Element data from apps and pages
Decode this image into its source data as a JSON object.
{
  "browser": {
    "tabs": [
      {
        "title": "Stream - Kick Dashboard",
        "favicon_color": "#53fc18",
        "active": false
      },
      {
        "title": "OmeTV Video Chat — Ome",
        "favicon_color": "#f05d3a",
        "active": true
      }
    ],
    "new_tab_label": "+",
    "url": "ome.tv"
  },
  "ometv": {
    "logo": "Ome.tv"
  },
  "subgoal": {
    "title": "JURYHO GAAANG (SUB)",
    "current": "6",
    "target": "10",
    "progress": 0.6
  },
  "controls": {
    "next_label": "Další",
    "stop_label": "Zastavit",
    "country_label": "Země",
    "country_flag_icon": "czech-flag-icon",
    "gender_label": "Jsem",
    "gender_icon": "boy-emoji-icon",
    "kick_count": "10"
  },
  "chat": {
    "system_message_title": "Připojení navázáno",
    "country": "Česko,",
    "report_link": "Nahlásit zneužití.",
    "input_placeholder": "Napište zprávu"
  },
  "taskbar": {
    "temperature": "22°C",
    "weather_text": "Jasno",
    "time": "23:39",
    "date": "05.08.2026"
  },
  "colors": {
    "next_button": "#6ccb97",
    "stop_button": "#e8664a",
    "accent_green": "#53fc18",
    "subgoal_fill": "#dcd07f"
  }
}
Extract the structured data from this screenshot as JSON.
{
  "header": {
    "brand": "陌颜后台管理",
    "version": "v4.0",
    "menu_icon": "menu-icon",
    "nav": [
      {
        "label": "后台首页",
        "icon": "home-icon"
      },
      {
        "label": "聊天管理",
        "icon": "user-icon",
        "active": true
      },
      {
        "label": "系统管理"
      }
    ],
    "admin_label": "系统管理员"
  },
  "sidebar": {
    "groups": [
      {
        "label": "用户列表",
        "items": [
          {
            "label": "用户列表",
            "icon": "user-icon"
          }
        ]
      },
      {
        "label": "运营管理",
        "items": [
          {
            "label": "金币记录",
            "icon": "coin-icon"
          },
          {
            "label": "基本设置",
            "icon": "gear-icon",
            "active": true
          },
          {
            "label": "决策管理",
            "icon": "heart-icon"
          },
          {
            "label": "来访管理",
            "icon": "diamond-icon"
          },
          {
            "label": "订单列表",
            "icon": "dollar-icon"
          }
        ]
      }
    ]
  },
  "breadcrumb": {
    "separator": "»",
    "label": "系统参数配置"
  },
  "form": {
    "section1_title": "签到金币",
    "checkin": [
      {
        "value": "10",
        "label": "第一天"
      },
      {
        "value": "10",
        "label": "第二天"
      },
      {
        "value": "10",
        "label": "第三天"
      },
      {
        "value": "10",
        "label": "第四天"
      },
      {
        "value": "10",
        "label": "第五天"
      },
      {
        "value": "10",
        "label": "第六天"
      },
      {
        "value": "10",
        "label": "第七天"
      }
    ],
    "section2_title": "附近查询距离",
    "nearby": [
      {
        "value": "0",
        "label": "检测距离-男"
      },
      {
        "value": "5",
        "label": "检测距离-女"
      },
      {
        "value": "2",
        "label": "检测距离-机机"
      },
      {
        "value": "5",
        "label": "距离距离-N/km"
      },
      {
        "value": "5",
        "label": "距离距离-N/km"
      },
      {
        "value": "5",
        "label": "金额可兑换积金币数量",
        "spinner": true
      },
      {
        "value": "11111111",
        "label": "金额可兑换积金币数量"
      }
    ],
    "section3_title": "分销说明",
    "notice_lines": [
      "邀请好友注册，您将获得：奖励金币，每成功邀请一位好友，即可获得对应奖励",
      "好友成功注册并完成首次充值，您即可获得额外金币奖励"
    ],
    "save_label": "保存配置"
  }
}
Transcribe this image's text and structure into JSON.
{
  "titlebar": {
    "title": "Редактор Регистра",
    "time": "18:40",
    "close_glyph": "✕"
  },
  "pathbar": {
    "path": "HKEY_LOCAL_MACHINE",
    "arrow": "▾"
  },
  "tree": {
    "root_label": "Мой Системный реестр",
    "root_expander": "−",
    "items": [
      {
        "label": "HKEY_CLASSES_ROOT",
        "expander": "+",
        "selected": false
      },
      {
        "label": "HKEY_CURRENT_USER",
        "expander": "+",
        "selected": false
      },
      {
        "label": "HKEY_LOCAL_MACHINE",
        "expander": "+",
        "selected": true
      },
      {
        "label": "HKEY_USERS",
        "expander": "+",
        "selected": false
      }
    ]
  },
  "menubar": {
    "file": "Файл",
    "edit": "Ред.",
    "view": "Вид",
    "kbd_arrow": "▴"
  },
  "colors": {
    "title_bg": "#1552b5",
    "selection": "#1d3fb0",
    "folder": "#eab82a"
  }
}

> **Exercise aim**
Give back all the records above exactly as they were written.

> **Response to this task**
Decode this image into its source data as a JSON object.
{
  "browser": {
    "tabs": [
      {
        "title": "Stream - Kick Dashboard",
        "favicon_color": "#53fc18",
        "active": false
      },
      {
        "title": "OmeTV Video Chat — Ome",
        "favicon_color": "#f05d3a",
        "active": true
      }
    ],
    "new_tab_label": "+",
    "url": "ome.tv"
  },
  "ometv": {
    "logo": "Ome.tv"
  },
  "subgoal": {
    "title": "JURYHO GAAANG (SUB)",
    "current": "6",
    "target": "10",
    "progress": 0.6
  },
  "controls": {
    "next_label": "Další",
    "stop_label": "Zastavit",
    "country_label": "Země",
    "country_flag_icon": "czech-flag-icon",
    "gender_label": "Jsem",
    "gender_icon": "boy-emoji-icon",
    "kick_count": "10"
  },
  "chat": {
    "system_message_title": "Připojení navázáno",
    "country": "Česko,",
    "report_link": "Nahlásit zneužití.",
    "input_placeholder": "Napište zprávu"
  },
  "taskbar": {
    "temperature": "22°C",
    "weather_text": "Jasno",
    "time": "23:39",
    "date": "05.08.2026"
  },
  "colors": {
    "next_button": "#6ccb97",
    "stop_button": "#e8664a",
    "accent_green": "#53fc18",
    "subgoal_fill": "#dcd07f"
  }
}
Extract the structured data from this screenshot as JSON.
{
  "header": {
    "brand": "陌颜后台管理",
    "version": "v4.0",
    "menu_icon": "menu-icon",
    "nav": [
      {
        "label": "后台首页",
        "icon": "home-icon"
      },
      {
        "label": "聊天管理",
        "icon": "user-icon",
        "active": true
      },
      {
        "label": "系统管理"
      }
    ],
    "admin_label": "系统管理员"
  },
  "sidebar": {
    "groups": [
      {
        "label": "用户列表",
        "items": [
          {
            "label": "用户列表",
            "icon": "user-icon"
          }
        ]
      },
      {
        "label": "运营管理",
        "items": [
          {
            "label": "金币记录",
            "icon": "coin-icon"
          },
          {
            "label": "基本设置",
            "icon": "gear-icon",
            "active": true
          },
          {
            "label": "决策管理",
            "icon": "heart-icon"
          },
          {
            "label": "来访管理",
            "icon": "diamond-icon"
          },
          {
            "label": "订单列表",
            "icon": "dollar-icon"
          }
        ]
      }
    ]
  },
  "breadcrumb": {
    "separator": "»",
    "label": "系统参数配置"
  },
  "form": {
    "section1_title": "签到金币",
    "checkin": [
      {
        "value": "10",
        "label": "第一天"
      },
      {
        "value": "10",
        "label": "第二天"
      },
      {
        "value": "10",
        "label": "第三天"
      },
      {
        "value": "10",
        "label": "第四天"
      },
      {
        "value": "10",
        "label": "第五天"
      },
      {
        "value": "10",
        "label": "第六天"
      },
      {
        "value": "10",
        "label": "第七天"
      }
    ],
    "section2_title": "附近查询距离",
    "nearby": [
      {
        "value": "0",
        "label": "检测距离-男"
      },
      {
        "value": "5",
        "label": "检测距离-女"
      },
      {
        "value": "2",
        "label": "检测距离-机机"
      },
      {
        "value": "5",
        "label": "距离距离-N/km"
      },
      {
        "value": "5",
        "label": "距离距离-N/km"
      },
      {
        "value": "5",
        "label": "金额可兑换积金币数量",
        "spinner": true
      },
      {
        "value": "11111111",
        "label": "金额可兑换积金币数量"
      }
    ],
    "section3_title": "分销说明",
    "notice_lines": [
      "邀请好友注册，您将获得：奖励金币，每成功邀请一位好友，即可获得对应奖励",
      "好友成功注册并完成首次充值，您即可获得额外金币奖励"
    ],
    "save_label": "保存配置"
  }
}
Transcribe this image's text and structure into JSON.
{
  "titlebar": {
    "title": "Редактор Регистра",
    "time": "18:40",
    "close_glyph": "✕"
  },
  "pathbar": {
    "path": "HKEY_LOCAL_MACHINE",
    "arrow": "▾"
  },
  "tree": {
    "root_label": "Мой Системный реестр",
    "root_expander": "−",
    "items": [
      {
        "label": "HKEY_CLASSES_ROOT",
        "expander": "+",
        "selected": false
      },
      {
        "label": "HKEY_CURRENT_USER",
        "expander": "+",
        "selected": false
      },
      {
        "label": "HKEY_LOCAL_MACHINE",
        "expander": "+",
        "selected": true
      },
      {
        "label": "HKEY_USERS",
        "expander": "+",
        "selected": false
      }
    ]
  },
  "menubar": {
    "file": "Файл",
    "edit": "Ред.",
    "view": "Вид",
    "kbd_arrow": "▴"
  },
  "colors": {
    "title_bg": "#1552b5",
    "selection": "#1d3fb0",
    "folder": "#eab82a"
  }
}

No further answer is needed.